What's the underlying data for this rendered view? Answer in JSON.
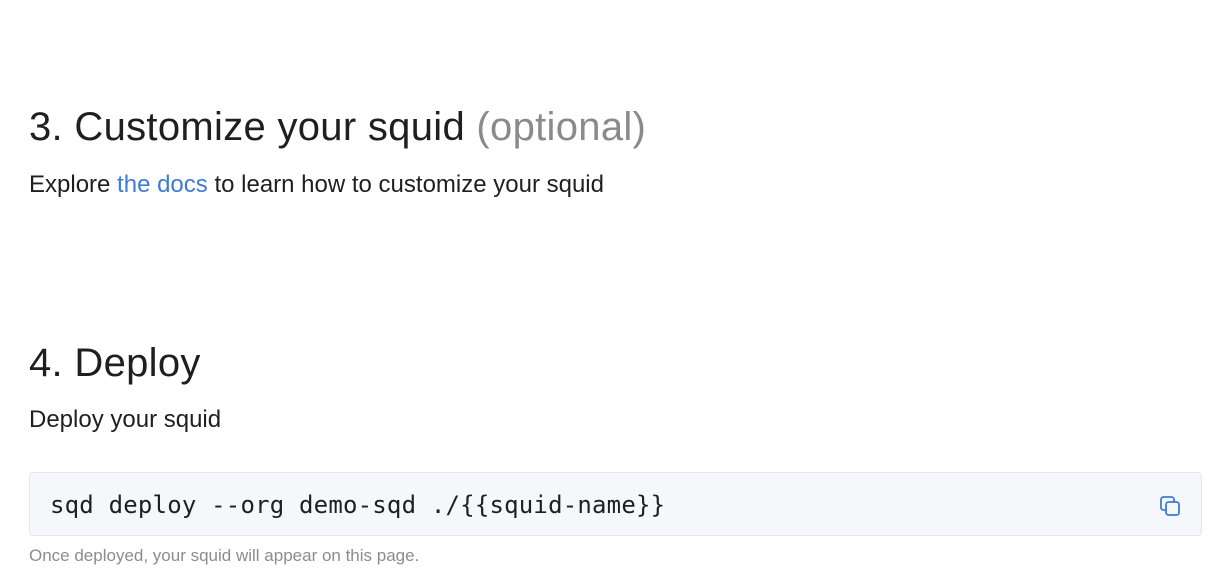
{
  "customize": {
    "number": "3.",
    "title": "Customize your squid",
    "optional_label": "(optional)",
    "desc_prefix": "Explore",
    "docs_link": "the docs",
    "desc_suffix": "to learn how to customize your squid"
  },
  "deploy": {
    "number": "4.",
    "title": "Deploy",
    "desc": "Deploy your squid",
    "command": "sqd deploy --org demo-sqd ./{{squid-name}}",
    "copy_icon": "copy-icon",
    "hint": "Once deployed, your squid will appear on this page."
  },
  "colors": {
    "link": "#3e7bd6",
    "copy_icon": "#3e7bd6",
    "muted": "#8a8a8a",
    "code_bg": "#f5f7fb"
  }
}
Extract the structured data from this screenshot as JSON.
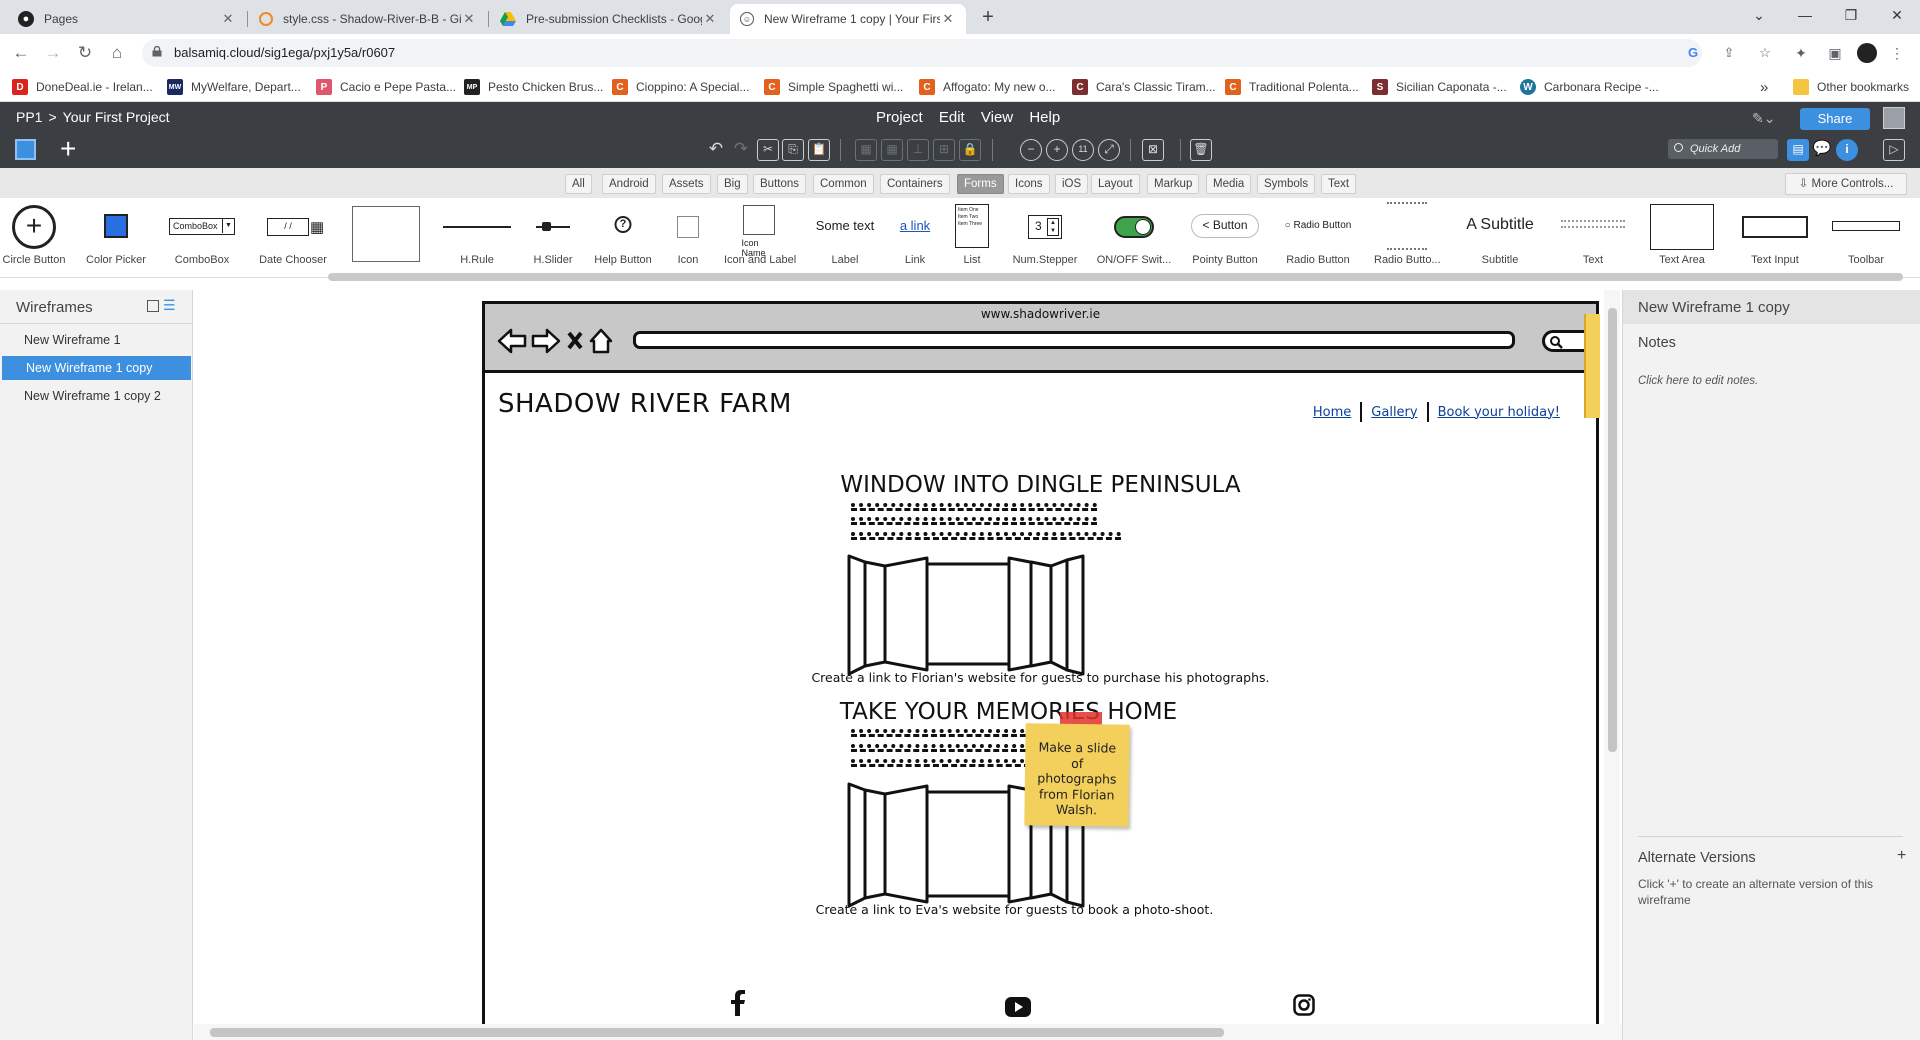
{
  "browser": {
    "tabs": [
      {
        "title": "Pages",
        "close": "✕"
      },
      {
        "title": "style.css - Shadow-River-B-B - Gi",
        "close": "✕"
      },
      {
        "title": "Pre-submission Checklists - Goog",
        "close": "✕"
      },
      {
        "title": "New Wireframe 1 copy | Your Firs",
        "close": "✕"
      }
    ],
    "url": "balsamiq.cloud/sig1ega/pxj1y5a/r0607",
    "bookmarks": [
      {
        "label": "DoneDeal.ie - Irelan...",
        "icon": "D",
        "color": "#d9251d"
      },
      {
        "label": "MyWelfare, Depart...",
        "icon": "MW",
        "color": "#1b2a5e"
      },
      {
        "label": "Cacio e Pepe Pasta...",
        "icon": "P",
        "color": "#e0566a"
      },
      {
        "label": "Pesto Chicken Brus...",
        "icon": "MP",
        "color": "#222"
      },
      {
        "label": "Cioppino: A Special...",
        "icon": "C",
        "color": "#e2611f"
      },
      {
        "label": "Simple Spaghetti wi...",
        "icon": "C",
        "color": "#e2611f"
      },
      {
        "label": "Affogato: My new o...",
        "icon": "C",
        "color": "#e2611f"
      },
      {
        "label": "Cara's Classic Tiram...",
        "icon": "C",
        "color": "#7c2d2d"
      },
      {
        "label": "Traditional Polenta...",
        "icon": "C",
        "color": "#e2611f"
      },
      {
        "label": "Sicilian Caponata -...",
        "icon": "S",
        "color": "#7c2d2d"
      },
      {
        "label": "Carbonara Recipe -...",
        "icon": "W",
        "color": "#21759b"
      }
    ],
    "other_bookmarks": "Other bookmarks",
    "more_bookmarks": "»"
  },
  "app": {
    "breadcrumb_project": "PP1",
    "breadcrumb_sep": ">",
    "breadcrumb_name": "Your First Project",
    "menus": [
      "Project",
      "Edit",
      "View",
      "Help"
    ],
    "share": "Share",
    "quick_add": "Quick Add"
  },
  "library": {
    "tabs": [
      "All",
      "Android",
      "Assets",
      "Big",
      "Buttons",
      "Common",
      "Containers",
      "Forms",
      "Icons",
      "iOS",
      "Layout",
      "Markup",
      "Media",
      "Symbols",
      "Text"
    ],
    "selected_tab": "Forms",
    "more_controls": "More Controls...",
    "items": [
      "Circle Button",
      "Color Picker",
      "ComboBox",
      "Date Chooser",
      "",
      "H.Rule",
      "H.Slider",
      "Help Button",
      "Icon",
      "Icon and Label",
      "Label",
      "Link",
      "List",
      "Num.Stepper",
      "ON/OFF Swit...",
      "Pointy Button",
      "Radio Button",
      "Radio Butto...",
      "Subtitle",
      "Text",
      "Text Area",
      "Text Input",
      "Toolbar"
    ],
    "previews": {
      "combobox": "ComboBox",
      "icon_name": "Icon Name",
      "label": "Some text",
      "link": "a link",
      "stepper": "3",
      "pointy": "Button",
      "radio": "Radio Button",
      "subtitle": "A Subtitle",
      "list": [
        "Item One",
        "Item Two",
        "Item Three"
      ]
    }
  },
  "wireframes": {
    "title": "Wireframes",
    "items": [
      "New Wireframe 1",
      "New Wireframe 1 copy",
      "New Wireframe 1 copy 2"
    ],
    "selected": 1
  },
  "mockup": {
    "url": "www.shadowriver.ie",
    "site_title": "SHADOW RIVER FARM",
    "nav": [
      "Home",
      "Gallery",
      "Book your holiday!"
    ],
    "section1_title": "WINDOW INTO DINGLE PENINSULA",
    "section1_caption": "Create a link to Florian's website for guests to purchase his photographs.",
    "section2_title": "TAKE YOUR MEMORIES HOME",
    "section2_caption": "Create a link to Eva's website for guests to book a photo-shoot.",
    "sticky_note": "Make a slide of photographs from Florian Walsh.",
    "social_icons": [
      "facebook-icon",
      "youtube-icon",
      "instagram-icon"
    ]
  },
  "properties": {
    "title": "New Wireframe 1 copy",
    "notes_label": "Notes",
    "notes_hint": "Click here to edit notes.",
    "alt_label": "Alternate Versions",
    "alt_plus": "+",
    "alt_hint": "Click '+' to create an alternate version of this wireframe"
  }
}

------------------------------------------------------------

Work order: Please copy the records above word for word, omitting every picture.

Output:
What's the underlying data for this rendered view? Answer in JSON.
{
  "customize": {
    "number": "3.",
    "title": "Customize your squid",
    "optional_label": "(optional)",
    "desc_prefix": "Explore",
    "docs_link": "the docs",
    "desc_suffix": "to learn how to customize your squid"
  },
  "deploy": {
    "number": "4.",
    "title": "Deploy",
    "desc": "Deploy your squid",
    "command": "sqd deploy --org demo-sqd ./{{squid-name}}",
    "copy_icon": "copy-icon",
    "hint": "Once deployed, your squid will appear on this page."
  },
  "colors": {
    "link": "#3e7bd6",
    "copy_icon": "#3e7bd6",
    "muted": "#8a8a8a",
    "code_bg": "#f5f7fb"
  }
}
Extract the structured data from this screenshot as JSON.
{
  "browser": {
    "tabs": [
      {
        "title": "Pages",
        "close": "✕"
      },
      {
        "title": "style.css - Shadow-River-B-B - Gi",
        "close": "✕"
      },
      {
        "title": "Pre-submission Checklists - Goog",
        "close": "✕"
      },
      {
        "title": "New Wireframe 1 copy | Your Firs",
        "close": "✕"
      }
    ],
    "url": "balsamiq.cloud/sig1ega/pxj1y5a/r0607",
    "bookmarks": [
      {
        "label": "DoneDeal.ie - Irelan...",
        "icon": "D",
        "color": "#d9251d"
      },
      {
        "label": "MyWelfare, Depart...",
        "icon": "MW",
        "color": "#1b2a5e"
      },
      {
        "label": "Cacio e Pepe Pasta...",
        "icon": "P",
        "color": "#e0566a"
      },
      {
        "label": "Pesto Chicken Brus...",
        "icon": "MP",
        "color": "#222"
      },
      {
        "label": "Cioppino: A Special...",
        "icon": "C",
        "color": "#e2611f"
      },
      {
        "label": "Simple Spaghetti wi...",
        "icon": "C",
        "color": "#e2611f"
      },
      {
        "label": "Affogato: My new o...",
        "icon": "C",
        "color": "#e2611f"
      },
      {
        "label": "Cara's Classic Tiram...",
        "icon": "C",
        "color": "#7c2d2d"
      },
      {
        "label": "Traditional Polenta...",
        "icon": "C",
        "color": "#e2611f"
      },
      {
        "label": "Sicilian Caponata -...",
        "icon": "S",
        "color": "#7c2d2d"
      },
      {
        "label": "Carbonara Recipe -...",
        "icon": "W",
        "color": "#21759b"
      }
    ],
    "other_bookmarks": "Other bookmarks",
    "more_bookmarks": "»"
  },
  "app": {
    "breadcrumb_project": "PP1",
    "breadcrumb_sep": ">",
    "breadcrumb_name": "Your First Project",
    "menus": [
      "Project",
      "Edit",
      "View",
      "Help"
    ],
    "share": "Share",
    "quick_add": "Quick Add"
  },
  "library": {
    "tabs": [
      "All",
      "Android",
      "Assets",
      "Big",
      "Buttons",
      "Common",
      "Containers",
      "Forms",
      "Icons",
      "iOS",
      "Layout",
      "Markup",
      "Media",
      "Symbols",
      "Text"
    ],
    "selected_tab": "Forms",
    "more_controls": "More Controls...",
    "items": [
      "Circle Button",
      "Color Picker",
      "ComboBox",
      "Date Chooser",
      "",
      "H.Rule",
      "H.Slider",
      "Help Button",
      "Icon",
      "Icon and Label",
      "Label",
      "Link",
      "List",
      "Num.Stepper",
      "ON/OFF Swit...",
      "Pointy Button",
      "Radio Button",
      "Radio Butto...",
      "Subtitle",
      "Text",
      "Text Area",
      "Text Input",
      "Toolbar"
    ],
    "previews": {
      "combobox": "ComboBox",
      "icon_name": "Icon Name",
      "label": "Some text",
      "link": "a link",
      "stepper": "3",
      "pointy": "Button",
      "radio": "Radio Button",
      "subtitle": "A Subtitle",
      "list": [
        "Item One",
        "Item Two",
        "Item Three"
      ]
    }
  },
  "wireframes": {
    "title": "Wireframes",
    "items": [
      "New Wireframe 1",
      "New Wireframe 1 copy",
      "New Wireframe 1 copy 2"
    ],
    "selected": 1
  },
  "mockup": {
    "url": "www.shadowriver.ie",
    "site_title": "SHADOW RIVER FARM",
    "nav": [
      "Home",
      "Gallery",
      "Book your holiday!"
    ],
    "section1_title": "WINDOW INTO DINGLE PENINSULA",
    "section1_caption": "Create a link to Florian's website for guests to purchase his photographs.",
    "section2_title": "TAKE YOUR MEMORIES HOME",
    "section2_caption": "Create a link to Eva's website for guests to book a photo-shoot.",
    "sticky_note": "Make a slide of photographs from Florian Walsh.",
    "social_icons": [
      "facebook-icon",
      "youtube-icon",
      "instagram-icon"
    ]
  },
  "properties": {
    "title": "New Wireframe 1 copy",
    "notes_label": "Notes",
    "notes_hint": "Click here to edit notes.",
    "alt_label": "Alternate Versions",
    "alt_plus": "+",
    "alt_hint": "Click '+' to create an alternate version of this wireframe"
  }
}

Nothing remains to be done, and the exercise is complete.